Once again, this series doesn't seem to make any effort to distinguish the characters I'm not familiar with, and even some that I am. Slade of course stands out, as do Black Canary and Amanda 'so-called' "Waller", and I guess Alex Fairchild, but even Grifter kind of blends into the crowd here without his mask or any moments spotlighting any distinguishing personality traits. The only character who stand out in personality are Slade for being cold and pragmatic, Fairchild for being concerned about his daughter, and Amanda for..... caring way too much about everyone. I nearly threw up in my mouth reading here scenes in this issue. I was also very confused as to who the pilot was supposed to be. She looked like Ladytron from last issue, which was impossible, and then as she died and everyone yelled her name I realized she was Ramos. I had absolutely no idea Ramos was a woman this whole time. It wasn't a huge reveal or anything, just a testament to the confusing nature of this series and its paper-cut-out cast.
As this issue goes on, things start to get more and more confusing.
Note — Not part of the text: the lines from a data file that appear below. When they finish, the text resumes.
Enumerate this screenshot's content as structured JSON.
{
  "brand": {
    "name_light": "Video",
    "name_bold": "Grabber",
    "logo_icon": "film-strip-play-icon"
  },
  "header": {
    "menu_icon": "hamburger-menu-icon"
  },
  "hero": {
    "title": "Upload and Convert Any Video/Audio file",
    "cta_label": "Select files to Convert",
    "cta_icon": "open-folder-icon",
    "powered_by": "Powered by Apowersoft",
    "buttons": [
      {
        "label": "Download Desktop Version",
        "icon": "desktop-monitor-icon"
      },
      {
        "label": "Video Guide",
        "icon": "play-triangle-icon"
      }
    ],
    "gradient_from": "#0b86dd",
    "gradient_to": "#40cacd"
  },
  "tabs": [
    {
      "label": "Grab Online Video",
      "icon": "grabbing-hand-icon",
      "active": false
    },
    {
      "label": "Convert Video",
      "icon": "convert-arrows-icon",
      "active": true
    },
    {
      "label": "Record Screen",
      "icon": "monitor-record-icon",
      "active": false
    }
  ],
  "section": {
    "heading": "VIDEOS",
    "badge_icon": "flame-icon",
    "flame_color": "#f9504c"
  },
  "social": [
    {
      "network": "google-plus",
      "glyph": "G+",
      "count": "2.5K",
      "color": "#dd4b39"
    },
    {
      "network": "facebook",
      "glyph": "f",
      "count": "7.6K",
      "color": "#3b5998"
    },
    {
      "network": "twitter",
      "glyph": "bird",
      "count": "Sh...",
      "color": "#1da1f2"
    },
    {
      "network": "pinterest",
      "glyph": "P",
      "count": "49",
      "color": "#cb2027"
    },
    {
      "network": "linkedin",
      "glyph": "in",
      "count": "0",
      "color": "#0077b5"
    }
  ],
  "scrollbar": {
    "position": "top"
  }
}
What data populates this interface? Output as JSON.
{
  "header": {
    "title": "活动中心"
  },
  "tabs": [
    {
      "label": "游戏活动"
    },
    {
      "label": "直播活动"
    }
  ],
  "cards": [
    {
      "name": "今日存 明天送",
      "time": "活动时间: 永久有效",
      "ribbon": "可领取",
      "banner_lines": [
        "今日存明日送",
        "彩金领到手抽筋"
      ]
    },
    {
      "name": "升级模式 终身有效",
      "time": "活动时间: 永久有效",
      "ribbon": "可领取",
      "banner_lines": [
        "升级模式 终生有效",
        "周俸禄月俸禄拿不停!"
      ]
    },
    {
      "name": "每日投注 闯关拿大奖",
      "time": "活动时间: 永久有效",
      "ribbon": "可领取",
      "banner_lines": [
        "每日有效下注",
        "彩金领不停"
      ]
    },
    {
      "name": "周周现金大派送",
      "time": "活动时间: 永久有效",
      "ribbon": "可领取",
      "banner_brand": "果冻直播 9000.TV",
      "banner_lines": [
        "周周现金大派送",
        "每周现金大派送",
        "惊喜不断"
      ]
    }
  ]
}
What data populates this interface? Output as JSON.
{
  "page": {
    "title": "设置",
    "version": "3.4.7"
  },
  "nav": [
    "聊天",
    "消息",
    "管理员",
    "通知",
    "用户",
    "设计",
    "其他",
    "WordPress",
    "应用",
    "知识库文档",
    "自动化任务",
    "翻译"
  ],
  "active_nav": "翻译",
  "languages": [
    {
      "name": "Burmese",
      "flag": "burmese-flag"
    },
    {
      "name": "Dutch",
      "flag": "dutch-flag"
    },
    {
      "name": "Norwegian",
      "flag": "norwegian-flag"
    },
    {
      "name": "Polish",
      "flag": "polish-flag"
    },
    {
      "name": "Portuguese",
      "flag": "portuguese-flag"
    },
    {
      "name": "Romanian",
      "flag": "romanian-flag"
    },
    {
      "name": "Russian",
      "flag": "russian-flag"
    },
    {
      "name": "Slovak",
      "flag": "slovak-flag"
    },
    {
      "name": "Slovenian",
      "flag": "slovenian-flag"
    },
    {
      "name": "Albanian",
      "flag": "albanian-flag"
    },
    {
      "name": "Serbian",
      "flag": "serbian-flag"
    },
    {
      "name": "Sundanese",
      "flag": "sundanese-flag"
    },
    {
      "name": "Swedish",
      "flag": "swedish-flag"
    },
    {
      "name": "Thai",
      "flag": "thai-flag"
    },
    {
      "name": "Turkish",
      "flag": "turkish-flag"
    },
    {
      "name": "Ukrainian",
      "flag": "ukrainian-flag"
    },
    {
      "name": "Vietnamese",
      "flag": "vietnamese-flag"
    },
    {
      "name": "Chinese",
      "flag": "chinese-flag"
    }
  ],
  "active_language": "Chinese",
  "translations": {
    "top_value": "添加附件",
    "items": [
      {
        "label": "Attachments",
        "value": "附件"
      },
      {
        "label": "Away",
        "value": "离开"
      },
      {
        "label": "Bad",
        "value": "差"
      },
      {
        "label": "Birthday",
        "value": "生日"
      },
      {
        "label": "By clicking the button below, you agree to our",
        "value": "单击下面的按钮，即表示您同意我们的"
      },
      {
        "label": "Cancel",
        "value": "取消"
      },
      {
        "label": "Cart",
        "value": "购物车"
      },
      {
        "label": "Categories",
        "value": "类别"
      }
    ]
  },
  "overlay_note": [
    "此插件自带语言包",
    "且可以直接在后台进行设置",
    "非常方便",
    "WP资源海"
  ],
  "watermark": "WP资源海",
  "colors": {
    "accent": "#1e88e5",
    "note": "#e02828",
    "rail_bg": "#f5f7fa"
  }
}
Ladytron's completely gone, and Caitlin Fairchild is now a mindless robot/cyborg drone of sorts and Slade kills her. Except that's completely impossible since we know she's alive in the present. So all tension in that moment is completely gone. It doesn't feel like a hard choice was made because we KNOW it never comes to anything in the future. It's very easy to simply surmise that it must have been a replica killed here. And then the Wildstorm immigrants in the DCU appear to have taken over Cyborg-Superman's origin, which kind of bums me out. It negates a lot of the tragedy and insanity that lead to the Cyborg-Superman we know today, and the one who appears in Green Lantern which survived the relaunch with little to no retcons. ONE good thing comes of it in that it adds extra depth to the issue title on a very subtle level. A level only longtime readers of DC will get. The final scene is just odd. I think I get where it's going, but the weird blurry reveal of the final page just seems strange, like an anti-reveal of sorts.
In Conclusion: 3/5
This series dipped into 'bad' territory at the end of the first arc, and here its still not exactly reaching great heights, but it's not terrible, aside from the complete and utter bastardization of one of DC's best and most unique characters. There's some interesting seeds sewn in the past here, but some of them fall completely flat with the knowledge we have of the present. And things just start to get confusing and inconsistent as the issue progresses, leaving things in an awkward place by the end. But overall the series is just flawed at it's core. The cast is a bit too big, and too many team members blur together into empty bodies that I can't distinguish from one another or remember their names. And the action is 90% everyone shooting guns at everyone else.